Education roadshow aims to engage students, private sector

By Elizabeth Ah-Hi ,

373 Hits

 AT THE ROADSHOW: The Head of State, His Highness Tuimalealiifano Vaaletoa Sualauvi II with Austrade Commissioner Adrian Weeks and the Australian High Commissioner Sara Moriarty.

AT THE ROADSHOW: The Head of State, His Highness Tuimalealiifano Vaaletoa Sualauvi II with Austrade Commissioner Adrian Weeks and the Australian High Commissioner Sara Moriarty. (Photo: Elizabeth Ah-Hi)

The opening reception for the Australia Future Unlimited Education Roadshow took place at the Taumeasina Island Resort on Tuesday.

It was a chance for the representatives from Australian education institutions to meet and greet prospective students, as well as provide an occasion for local business individuals, and former Samoan alumni of Australian universities, to network and create links. 

The Head of State, His Highness Tuimalealiifano Vaaletoa Sualaavi II, spoke about his own experience as a former scholarship student studying at the Australia National University in the 1980’s.  

As a Police inspector at the time, he took a 10-month administration course at the university, which was sponsored and funded by the Kelloggs Company. He eventually went on to study a degree in law at the Australia National University.

“It was an excellent experience for me to participate with the other students from Fiji, India, P.N.G. in pursuing administrative knowledge and skills under the guidance and supervision of the A.N.U. staff.

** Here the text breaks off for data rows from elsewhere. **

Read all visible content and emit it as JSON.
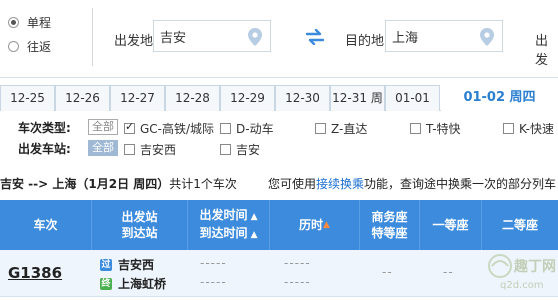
{
  "trip": {
    "one_way": "单程",
    "round_trip": "往返"
  },
  "search": {
    "from_label": "出发地",
    "from_value": "吉安",
    "to_label": "目的地",
    "to_value": "上海",
    "date_label": "出发"
  },
  "dates": {
    "tabs": [
      "12-25",
      "12-26",
      "12-27",
      "12-28",
      "12-29",
      "12-30",
      "12-31 周",
      "01-01"
    ],
    "active": "01-02 周四"
  },
  "filters": {
    "type_label": "车次类型:",
    "station_label": "出发车站:",
    "all_label": "全部",
    "types": [
      "GC-高铁/城际",
      "D-动车",
      "Z-直达",
      "T-特快",
      "K-快速"
    ],
    "stations": [
      "吉安西",
      "吉安"
    ]
  },
  "summary": {
    "route": "吉安 --> 上海（1月2日 周四）",
    "count": "共计1个车次",
    "note_prefix": "您可使用",
    "note_link": "接续换乘",
    "note_suffix": "功能，查询途中换乘一次的部分列车"
  },
  "table": {
    "headers": {
      "train": "车次",
      "stations_1": "出发站",
      "stations_2": "到达站",
      "times_1": "出发时间",
      "times_2": "到达时间",
      "duration": "历时",
      "business_1": "商务座",
      "business_2": "特等座",
      "first": "一等座",
      "second": "二等座"
    },
    "row": {
      "train_no": "G1386",
      "from_badge": "过",
      "from_station": "吉安西",
      "to_badge": "终",
      "to_station": "上海虹桥",
      "from_time": "-----",
      "to_time": "-----",
      "dur_1": "-----",
      "dur_2": "-----",
      "business": "--",
      "first": "--"
    }
  },
  "watermark": {
    "line1": "趣丁网",
    "line2": "q2d.com"
  },
  "colors": {
    "accent": "#3d8bdc",
    "active_date": "#2a7fd0",
    "link": "#1b6ed0",
    "from_badge": "#3d8bdc",
    "to_badge": "#4caf50"
  }
}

I was then assigned the Police Officers administration course conducted by a federal police college in N.S.W.”

 “I am profoundly honoured to appear tonight as an alumnus of the Pacific Law programme at the Australia National University (A.N.U.) in Canberra.”  

He spoke about the challenges of studying as a mature student and transitioning from Police office to legal studies.

“To acquire a degree from any Australian university or tertiary institution is a great step forward in any individual’s life and the fulfillment of one’s positive dreams. It was not easy for a policeman and a mature student like myself to pursue a legal degree. 

“But I am proud to say I was able to open the doors to other members of the Police service in Samoa to take up the same challenge and succeed.” 

“I believe there are now other Police officers with legal qualifications. Furthermore, it was not easy for myself either, as the holder of a paramount title, to have undertaken the studies for a legal degree and to fulfill my obligations to my family and village from Australia during the tenure of my studies.”

Admissions and Recruitment Officer from Griffith University, Emily Haralampou said to the Samoa Observer she looked forward to the opportunity to create links with both the public and private sector in Samoa in order to provide programmes that provide capacity development for staff.

“Griffith University offers short courses in the South Pacific so it’s certainly a two-way street. Not only do students have the opportunity to come study in Australia, but the university would be happy to consider an option to come here to deliver short courses that may be in demand.”

“We do have students from the South Pacific and I know there have been some great success stories for those students. So if we can grow on that success, I think both sides can benefit.”

It is the first time that a large co-ordinated approach of Australian universities has happened in Samoa. Yesterday an open session at Taumeasina Island Resort took place for prospective students and career advisors to have one on one consultation with the nine Australian university representatives.

© Samoa Observer 2016

Developed by Samoa Observer in Apia